What is needed:
Write out each entry again. Keep every word exactly as it is.

Records excerpted from a collection
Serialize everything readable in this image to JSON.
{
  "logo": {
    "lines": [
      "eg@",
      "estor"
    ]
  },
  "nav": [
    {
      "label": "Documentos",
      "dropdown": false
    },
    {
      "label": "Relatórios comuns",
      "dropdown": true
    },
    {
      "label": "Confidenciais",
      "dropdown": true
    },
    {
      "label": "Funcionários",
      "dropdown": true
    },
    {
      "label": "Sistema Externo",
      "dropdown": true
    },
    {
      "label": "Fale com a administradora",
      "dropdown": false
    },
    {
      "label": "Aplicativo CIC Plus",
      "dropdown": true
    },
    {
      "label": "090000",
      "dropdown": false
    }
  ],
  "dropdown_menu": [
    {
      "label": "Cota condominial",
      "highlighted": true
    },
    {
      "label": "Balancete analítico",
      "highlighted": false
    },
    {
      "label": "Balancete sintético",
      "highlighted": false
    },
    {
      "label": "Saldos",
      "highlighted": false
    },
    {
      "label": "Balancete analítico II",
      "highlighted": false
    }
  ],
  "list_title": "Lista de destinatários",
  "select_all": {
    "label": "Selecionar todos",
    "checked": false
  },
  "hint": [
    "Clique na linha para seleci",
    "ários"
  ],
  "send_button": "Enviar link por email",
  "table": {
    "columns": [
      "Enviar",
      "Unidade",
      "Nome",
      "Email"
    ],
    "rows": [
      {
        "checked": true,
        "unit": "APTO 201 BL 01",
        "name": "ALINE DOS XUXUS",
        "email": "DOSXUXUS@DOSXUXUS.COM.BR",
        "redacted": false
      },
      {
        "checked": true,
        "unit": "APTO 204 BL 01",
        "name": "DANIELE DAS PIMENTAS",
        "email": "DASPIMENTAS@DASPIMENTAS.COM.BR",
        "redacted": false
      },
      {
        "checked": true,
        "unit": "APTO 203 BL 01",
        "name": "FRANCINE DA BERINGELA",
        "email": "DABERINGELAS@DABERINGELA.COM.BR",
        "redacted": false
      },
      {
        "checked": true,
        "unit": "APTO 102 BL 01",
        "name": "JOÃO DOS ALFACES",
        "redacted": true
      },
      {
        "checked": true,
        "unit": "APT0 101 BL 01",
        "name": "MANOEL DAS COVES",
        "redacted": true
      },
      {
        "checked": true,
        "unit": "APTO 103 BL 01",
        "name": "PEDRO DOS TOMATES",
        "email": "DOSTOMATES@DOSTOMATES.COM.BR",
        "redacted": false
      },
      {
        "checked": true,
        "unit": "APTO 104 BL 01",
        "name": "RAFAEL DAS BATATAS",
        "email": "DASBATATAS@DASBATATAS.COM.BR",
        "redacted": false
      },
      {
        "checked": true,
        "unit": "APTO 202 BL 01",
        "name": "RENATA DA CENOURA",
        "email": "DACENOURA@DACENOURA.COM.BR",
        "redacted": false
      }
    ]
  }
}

Your response:
Serialize everything readable in this image to JSON.
{
  "logo": {
    "lines": [
      "eg@",
      "estor"
    ]
  },
  "nav": [
    {
      "label": "Documentos",
      "dropdown": false
    },
    {
      "label": "Relatórios comuns",
      "dropdown": true
    },
    {
      "label": "Confidenciais",
      "dropdown": true
    },
    {
      "label": "Funcionários",
      "dropdown": true
    },
    {
      "label": "Sistema Externo",
      "dropdown": true
    },
    {
      "label": "Fale com a administradora",
      "dropdown": false
    },
    {
      "label": "Aplicativo CIC Plus",
      "dropdown": true
    },
    {
      "label": "090000",
      "dropdown": false
    }
  ],
  "dropdown_menu": [
    {
      "label": "Cota condominial",
      "highlighted": true
    },
    {
      "label": "Balancete analítico",
      "highlighted": false
    },
    {
      "label": "Balancete sintético",
      "highlighted": false
    },
    {
      "label": "Saldos",
      "highlighted": false
    },
    {
      "label": "Balancete analítico II",
      "highlighted": false
    }
  ],
  "list_title": "Lista de destinatários",
  "select_all": {
    "label": "Selecionar todos",
    "checked": false
  },
  "hint": [
    "Clique na linha para seleci",
    "ários"
  ],
  "send_button": "Enviar link por email",
  "table": {
    "columns": [
      "Enviar",
      "Unidade",
      "Nome",
      "Email"
    ],
    "rows": [
      {
        "checked": true,
        "unit": "APTO 201 BL 01",
        "name": "ALINE DOS XUXUS",
        "email": "DOSXUXUS@DOSXUXUS.COM.BR",
        "redacted": false
      },
      {
        "checked": true,
        "unit": "APTO 204 BL 01",
        "name": "DANIELE DAS PIMENTAS",
        "email": "DASPIMENTAS@DASPIMENTAS.COM.BR",
        "redacted": false
      },
      {
        "checked": true,
        "unit": "APTO 203 BL 01",
        "name": "FRANCINE DA BERINGELA",
        "email": "DABERINGELAS@DABERINGELA.COM.BR",
        "redacted": false
      },
      {
        "checked": true,
        "unit": "APTO 102 BL 01",
        "name": "JOÃO DOS ALFACES",
        "redacted": true
      },
      {
        "checked": true,
        "unit": "APT0 101 BL 01",
        "name": "MANOEL DAS COVES",
        "redacted": true
      },
      {
        "checked": true,
        "unit": "APTO 103 BL 01",
        "name": "PEDRO DOS TOMATES",
        "email": "DOSTOMATES@DOSTOMATES.COM.BR",
        "redacted": false
      },
      {
        "checked": true,
        "unit": "APTO 104 BL 01",
        "name": "RAFAEL DAS BATATAS",
        "email": "DASBATATAS@DASBATATAS.COM.BR",
        "redacted": false
      },
      {
        "checked": true,
        "unit": "APTO 202 BL 01",
        "name": "RENATA DA CENOURA",
        "email": "DACENOURA@DACENOURA.COM.BR",
        "redacted": false
      }
    ]
  }
}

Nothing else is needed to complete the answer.